**Goal of the exercise:**
The entries below should be set down again exactly, with every picture left out.
***** Records to process
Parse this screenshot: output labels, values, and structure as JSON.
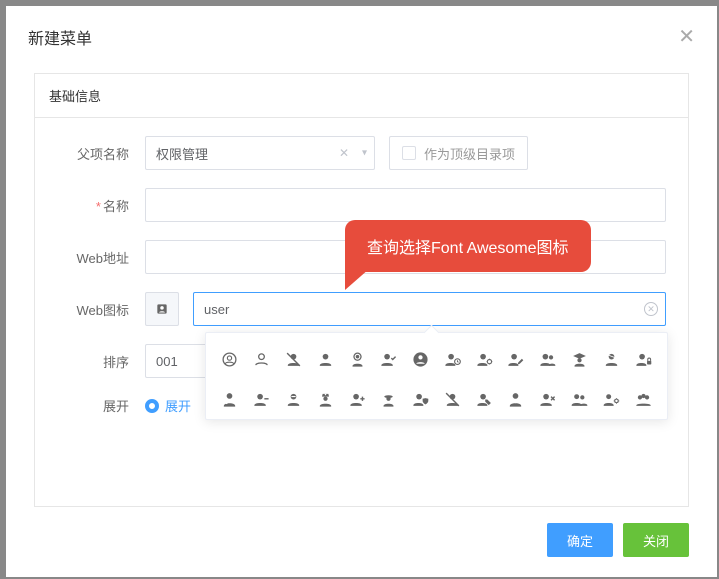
{
  "modal": {
    "title": "新建菜单"
  },
  "section": {
    "title": "基础信息"
  },
  "fields": {
    "parent": {
      "label": "父项名称",
      "value": "权限管理",
      "asTopLabel": "作为顶级目录项"
    },
    "name": {
      "label": "名称",
      "value": ""
    },
    "web_url": {
      "label": "Web地址",
      "value": ""
    },
    "web_icon": {
      "label": "Web图标",
      "value": "user"
    },
    "sort": {
      "label": "排序",
      "value": "001"
    },
    "expand": {
      "label": "展开",
      "option": "展开"
    }
  },
  "callout": {
    "text": "查询选择Font Awesome图标"
  },
  "icons": [
    "user-circle-o",
    "user-o",
    "user-slash",
    "user",
    "user-astronaut",
    "user-check",
    "user-circle",
    "user-clock",
    "user-cog",
    "user-edit",
    "user-friends",
    "user-graduate",
    "user-injured",
    "user-lock",
    "user-md",
    "user-minus",
    "user-ninja",
    "user-nurse",
    "user-plus",
    "user-secret",
    "user-shield",
    "user-slash-alt",
    "user-tag",
    "user-tie",
    "user-times",
    "users",
    "users-cog",
    "users-group"
  ],
  "footer": {
    "ok": "确定",
    "close": "关闭"
  }
}
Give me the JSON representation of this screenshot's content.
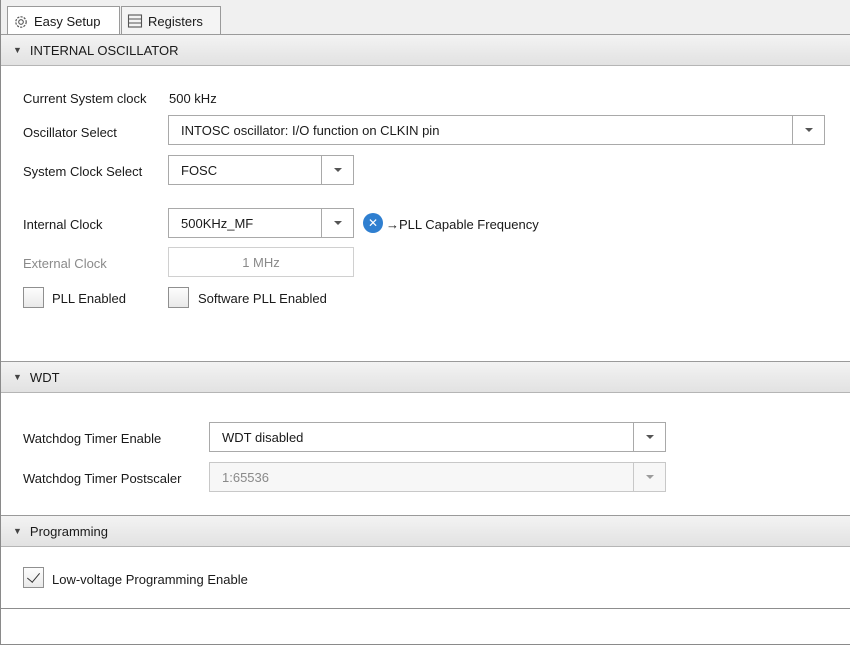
{
  "tabs": [
    {
      "label": "Easy Setup",
      "icon": "gear-icon",
      "active": true
    },
    {
      "label": "Registers",
      "icon": "list-icon",
      "active": false
    }
  ],
  "internal_oscillator": {
    "title": "INTERNAL OSCILLATOR",
    "current_clock_label": "Current System clock",
    "current_clock_value": "500 kHz",
    "osc_select_label": "Oscillator Select",
    "osc_select_value": "INTOSC oscillator: I/O function on CLKIN pin",
    "sys_clock_label": "System Clock Select",
    "sys_clock_value": "FOSC",
    "internal_clock_label": "Internal Clock",
    "internal_clock_value": "500KHz_MF",
    "pll_message": "→PLL Capable Frequency",
    "external_clock_label": "External Clock",
    "external_clock_value": "1 MHz",
    "pll_enabled_label": "PLL Enabled",
    "pll_enabled": false,
    "sw_pll_label": "Software PLL Enabled",
    "sw_pll_enabled": false
  },
  "wdt": {
    "title": "WDT",
    "enable_label": "Watchdog Timer Enable",
    "enable_value": "WDT disabled",
    "postscaler_label": "Watchdog Timer Postscaler",
    "postscaler_value": "1:65536"
  },
  "programming": {
    "title": "Programming",
    "lvp_label": "Low-voltage Programming Enable",
    "lvp_enabled": true
  },
  "colors": {
    "info_icon": "#2f7fd0",
    "header_bg": "#e8e8e8"
  }
}
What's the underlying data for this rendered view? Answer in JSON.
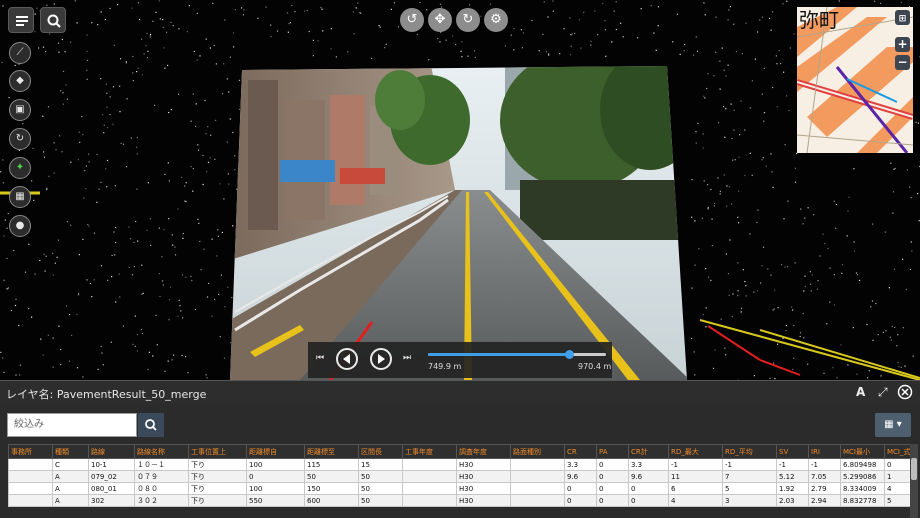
{
  "viewport": {
    "top_toolbar": [
      "rotate-icon",
      "pan-icon",
      "orbit-icon",
      "settings-icon"
    ],
    "left_toolbar": [
      "measure-icon",
      "tag-icon",
      "layers-icon",
      "refresh-icon",
      "points-icon",
      "qr-icon",
      "objects-icon"
    ]
  },
  "minimap": {
    "label": "弥町",
    "zoom_in": "+",
    "zoom_out": "−"
  },
  "player": {
    "start_distance": "749.9 m",
    "end_distance": "970.4 m",
    "progress": 0.79
  },
  "layer_panel": {
    "title": "レイヤ名: PavementResult_50_merge",
    "font_icon": "A"
  },
  "search": {
    "placeholder": "絞込み"
  },
  "table": {
    "columns": [
      "事務所",
      "種類",
      "路線",
      "路線名称",
      "工事位置上",
      "距離標自",
      "距離標至",
      "区間長",
      "工事年度",
      "調査年度",
      "路面種別",
      "CR",
      "PA",
      "CR計",
      "RD_最大",
      "RD_平均",
      "SV",
      "IRI",
      "MCI最小",
      "MCI_式"
    ],
    "rows": [
      [
        "",
        "C",
        "10-1",
        "１０－１",
        "下り",
        "100",
        "115",
        "15",
        "",
        "H30",
        "",
        "3.3",
        "0",
        "3.3",
        "-1",
        "-1",
        "-1",
        "-1",
        "6.809498",
        "0"
      ],
      [
        "",
        "A",
        "079_02",
        "０７９",
        "下り",
        "0",
        "50",
        "50",
        "",
        "H30",
        "",
        "9.6",
        "0",
        "9.6",
        "11",
        "7",
        "5.12",
        "7.05",
        "5.299086",
        "1"
      ],
      [
        "",
        "A",
        "080_01",
        "０８０",
        "下り",
        "100",
        "150",
        "50",
        "",
        "H30",
        "",
        "0",
        "0",
        "0",
        "6",
        "5",
        "1.92",
        "2.79",
        "8.334009",
        "4"
      ],
      [
        "",
        "A",
        "302",
        "３０２",
        "下り",
        "550",
        "600",
        "50",
        "",
        "H30",
        "",
        "0",
        "0",
        "0",
        "4",
        "3",
        "2.03",
        "2.94",
        "8.832778",
        "5"
      ]
    ]
  },
  "colors": {
    "header_text": "#f08b2a",
    "accent_blue": "#3fa0e8",
    "lane_yellow": "#e8c21a"
  }
}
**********
**Task result:**
Parse this screenshot: output labels, values, and structure as JSON.
{
  "modal": {
    "title": "新建菜单"
  },
  "section": {
    "title": "基础信息"
  },
  "fields": {
    "parent": {
      "label": "父项名称",
      "value": "权限管理",
      "asTopLabel": "作为顶级目录项"
    },
    "name": {
      "label": "名称",
      "value": ""
    },
    "web_url": {
      "label": "Web地址",
      "value": ""
    },
    "web_icon": {
      "label": "Web图标",
      "value": "user"
    },
    "sort": {
      "label": "排序",
      "value": "001"
    },
    "expand": {
      "label": "展开",
      "option": "展开"
    }
  },
  "callout": {
    "text": "查询选择Font Awesome图标"
  },
  "icons": [
    "user-circle-o",
    "user-o",
    "user-slash",
    "user",
    "user-astronaut",
    "user-check",
    "user-circle",
    "user-clock",
    "user-cog",
    "user-edit",
    "user-friends",
    "user-graduate",
    "user-injured",
    "user-lock",
    "user-md",
    "user-minus",
    "user-ninja",
    "user-nurse",
    "user-plus",
    "user-secret",
    "user-shield",
    "user-slash-alt",
    "user-tag",
    "user-tie",
    "user-times",
    "users",
    "users-cog",
    "users-group"
  ],
  "footer": {
    "ok": "确定",
    "close": "关闭"
  }
}
Give me the JSON representation of this screenshot's content.
{
  "tabs": [
    {
      "label": "Easy Setup",
      "icon": "gear-icon",
      "active": true
    },
    {
      "label": "Registers",
      "icon": "list-icon",
      "active": false
    }
  ],
  "internal_oscillator": {
    "title": "INTERNAL OSCILLATOR",
    "current_clock_label": "Current System clock",
    "current_clock_value": "500 kHz",
    "osc_select_label": "Oscillator Select",
    "osc_select_value": "INTOSC oscillator: I/O function on CLKIN pin",
    "sys_clock_label": "System Clock Select",
    "sys_clock_value": "FOSC",
    "internal_clock_label": "Internal Clock",
    "internal_clock_value": "500KHz_MF",
    "pll_message": "→PLL Capable Frequency",
    "external_clock_label": "External Clock",
    "external_clock_value": "1 MHz",
    "pll_enabled_label": "PLL Enabled",
    "pll_enabled": false,
    "sw_pll_label": "Software PLL Enabled",
    "sw_pll_enabled": false
  },
  "wdt": {
    "title": "WDT",
    "enable_label": "Watchdog Timer Enable",
    "enable_value": "WDT disabled",
    "postscaler_label": "Watchdog Timer Postscaler",
    "postscaler_value": "1:65536"
  },
  "programming": {
    "title": "Programming",
    "lvp_label": "Low-voltage Programming Enable",
    "lvp_enabled": true
  },
  "colors": {
    "info_icon": "#2f7fd0",
    "header_bg": "#e8e8e8"
  }
}
What's the underlying data for this rendered view? Answer in JSON.
{
  "viewport": {
    "top_toolbar": [
      "rotate-icon",
      "pan-icon",
      "orbit-icon",
      "settings-icon"
    ],
    "left_toolbar": [
      "measure-icon",
      "tag-icon",
      "layers-icon",
      "refresh-icon",
      "points-icon",
      "qr-icon",
      "objects-icon"
    ]
  },
  "minimap": {
    "label": "弥町",
    "zoom_in": "+",
    "zoom_out": "−"
  },
  "player": {
    "start_distance": "749.9 m",
    "end_distance": "970.4 m",
    "progress": 0.79
  },
  "layer_panel": {
    "title": "レイヤ名: PavementResult_50_merge",
    "font_icon": "A"
  },
  "search": {
    "placeholder": "絞込み"
  },
  "table": {
    "columns": [
      "事務所",
      "種類",
      "路線",
      "路線名称",
      "工事位置上",
      "距離標自",
      "距離標至",
      "区間長",
      "工事年度",
      "調査年度",
      "路面種別",
      "CR",
      "PA",
      "CR計",
      "RD_最大",
      "RD_平均",
      "SV",
      "IRI",
      "MCI最小",
      "MCI_式"
    ],
    "rows": [
      [
        "",
        "C",
        "10-1",
        "１０－１",
        "下り",
        "100",
        "115",
        "15",
        "",
        "H30",
        "",
        "3.3",
        "0",
        "3.3",
        "-1",
        "-1",
        "-1",
        "-1",
        "6.809498",
        "0"
      ],
      [
        "",
        "A",
        "079_02",
        "０７９",
        "下り",
        "0",
        "50",
        "50",
        "",
        "H30",
        "",
        "9.6",
        "0",
        "9.6",
        "11",
        "7",
        "5.12",
        "7.05",
        "5.299086",
        "1"
      ],
      [
        "",
        "A",
        "080_01",
        "０８０",
        "下り",
        "100",
        "150",
        "50",
        "",
        "H30",
        "",
        "0",
        "0",
        "0",
        "6",
        "5",
        "1.92",
        "2.79",
        "8.334009",
        "4"
      ],
      [
        "",
        "A",
        "302",
        "３０２",
        "下り",
        "550",
        "600",
        "50",
        "",
        "H30",
        "",
        "0",
        "0",
        "0",
        "4",
        "3",
        "2.03",
        "2.94",
        "8.832778",
        "5"
      ]
    ]
  },
  "colors": {
    "header_text": "#f08b2a",
    "accent_blue": "#3fa0e8",
    "lane_yellow": "#e8c21a"
  }
}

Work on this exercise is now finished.